WORK INSTRUCTIONS
Every record here needs to be written out again exactly.

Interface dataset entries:

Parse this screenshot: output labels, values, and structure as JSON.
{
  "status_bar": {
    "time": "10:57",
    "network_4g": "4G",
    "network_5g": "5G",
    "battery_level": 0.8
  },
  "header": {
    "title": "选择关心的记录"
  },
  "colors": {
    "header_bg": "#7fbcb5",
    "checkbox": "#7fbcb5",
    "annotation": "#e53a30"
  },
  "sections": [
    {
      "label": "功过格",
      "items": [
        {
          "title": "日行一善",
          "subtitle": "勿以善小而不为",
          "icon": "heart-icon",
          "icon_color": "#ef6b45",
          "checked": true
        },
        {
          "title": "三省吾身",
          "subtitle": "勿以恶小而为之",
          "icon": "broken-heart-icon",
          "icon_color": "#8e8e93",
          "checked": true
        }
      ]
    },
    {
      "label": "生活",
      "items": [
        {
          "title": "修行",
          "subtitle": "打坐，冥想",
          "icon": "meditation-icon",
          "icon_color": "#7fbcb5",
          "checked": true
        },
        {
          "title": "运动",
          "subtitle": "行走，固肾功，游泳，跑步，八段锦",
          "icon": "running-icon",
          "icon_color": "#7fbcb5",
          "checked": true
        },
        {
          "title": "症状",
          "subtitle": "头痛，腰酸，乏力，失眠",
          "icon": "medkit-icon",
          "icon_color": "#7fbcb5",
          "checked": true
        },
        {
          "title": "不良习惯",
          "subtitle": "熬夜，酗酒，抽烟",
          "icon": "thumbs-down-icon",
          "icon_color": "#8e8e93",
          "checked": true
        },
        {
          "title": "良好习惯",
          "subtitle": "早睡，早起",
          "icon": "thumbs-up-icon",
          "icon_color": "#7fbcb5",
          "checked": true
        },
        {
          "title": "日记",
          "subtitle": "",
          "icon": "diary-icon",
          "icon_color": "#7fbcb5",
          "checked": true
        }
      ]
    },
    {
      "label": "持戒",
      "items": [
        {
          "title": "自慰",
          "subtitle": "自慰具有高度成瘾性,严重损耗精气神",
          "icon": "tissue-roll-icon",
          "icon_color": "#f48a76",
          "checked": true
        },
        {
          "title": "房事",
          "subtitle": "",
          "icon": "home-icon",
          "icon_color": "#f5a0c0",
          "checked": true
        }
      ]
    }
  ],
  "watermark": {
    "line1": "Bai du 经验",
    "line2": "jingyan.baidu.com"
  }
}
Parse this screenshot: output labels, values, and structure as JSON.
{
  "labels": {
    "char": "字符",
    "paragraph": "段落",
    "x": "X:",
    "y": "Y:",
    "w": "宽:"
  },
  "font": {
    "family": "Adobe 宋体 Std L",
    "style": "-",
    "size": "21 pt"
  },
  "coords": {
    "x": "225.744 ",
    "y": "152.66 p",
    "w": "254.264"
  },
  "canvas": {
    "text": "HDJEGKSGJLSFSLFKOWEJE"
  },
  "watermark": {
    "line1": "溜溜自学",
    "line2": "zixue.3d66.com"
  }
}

ANSWER BELOW
Parse this screenshot: output labels, values, and structure as JSON.
{
  "status_bar": {
    "time": "10:57",
    "network_4g": "4G",
    "network_5g": "5G",
    "battery_level": 0.8
  },
  "header": {
    "title": "选择关心的记录"
  },
  "colors": {
    "header_bg": "#7fbcb5",
    "checkbox": "#7fbcb5",
    "annotation": "#e53a30"
  },
  "sections": [
    {
      "label": "功过格",
      "items": [
        {
          "title": "日行一善",
          "subtitle": "勿以善小而不为",
          "icon": "heart-icon",
          "icon_color": "#ef6b45",
          "checked": true
        },
        {
          "title": "三省吾身",
          "subtitle": "勿以恶小而为之",
          "icon": "broken-heart-icon",
          "icon_color": "#8e8e93",
          "checked": true
        }
      ]
    },
    {
      "label": "生活",
      "items": [
        {
          "title": "修行",
          "subtitle": "打坐，冥想",
          "icon": "meditation-icon",
          "icon_color": "#7fbcb5",
          "checked": true
        },
        {
          "title": "运动",
          "subtitle": "行走，固肾功，游泳，跑步，八段锦",
          "icon": "running-icon",
          "icon_color": "#7fbcb5",
          "checked": true
        },
        {
          "title": "症状",
          "subtitle": "头痛，腰酸，乏力，失眠",
          "icon": "medkit-icon",
          "icon_color": "#7fbcb5",
          "checked": true
        },
        {
          "title": "不良习惯",
          "subtitle": "熬夜，酗酒，抽烟",
          "icon": "thumbs-down-icon",
          "icon_color": "#8e8e93",
          "checked": true
        },
        {
          "title": "良好习惯",
          "subtitle": "早睡，早起",
          "icon": "thumbs-up-icon",
          "icon_color": "#7fbcb5",
          "checked": true
        },
        {
          "title": "日记",
          "subtitle": "",
          "icon": "diary-icon",
          "icon_color": "#7fbcb5",
          "checked": true
        }
      ]
    },
    {
      "label": "持戒",
      "items": [
        {
          "title": "自慰",
          "subtitle": "自慰具有高度成瘾性,严重损耗精气神",
          "icon": "tissue-roll-icon",
          "icon_color": "#f48a76",
          "checked": true
        },
        {
          "title": "房事",
          "subtitle": "",
          "icon": "home-icon",
          "icon_color": "#f5a0c0",
          "checked": true
        }
      ]
    }
  ],
  "watermark": {
    "line1": "Bai du 经验",
    "line2": "jingyan.baidu.com"
  }
}
Parse this screenshot: output labels, values, and structure as JSON.
{
  "labels": {
    "char": "字符",
    "paragraph": "段落",
    "x": "X:",
    "y": "Y:",
    "w": "宽:"
  },
  "font": {
    "family": "Adobe 宋体 Std L",
    "style": "-",
    "size": "21 pt"
  },
  "coords": {
    "x": "225.744 ",
    "y": "152.66 p",
    "w": "254.264"
  },
  "canvas": {
    "text": "HDJEGKSGJLSFSLFKOWEJE"
  },
  "watermark": {
    "line1": "溜溜自学",
    "line2": "zixue.3d66.com"
  }
}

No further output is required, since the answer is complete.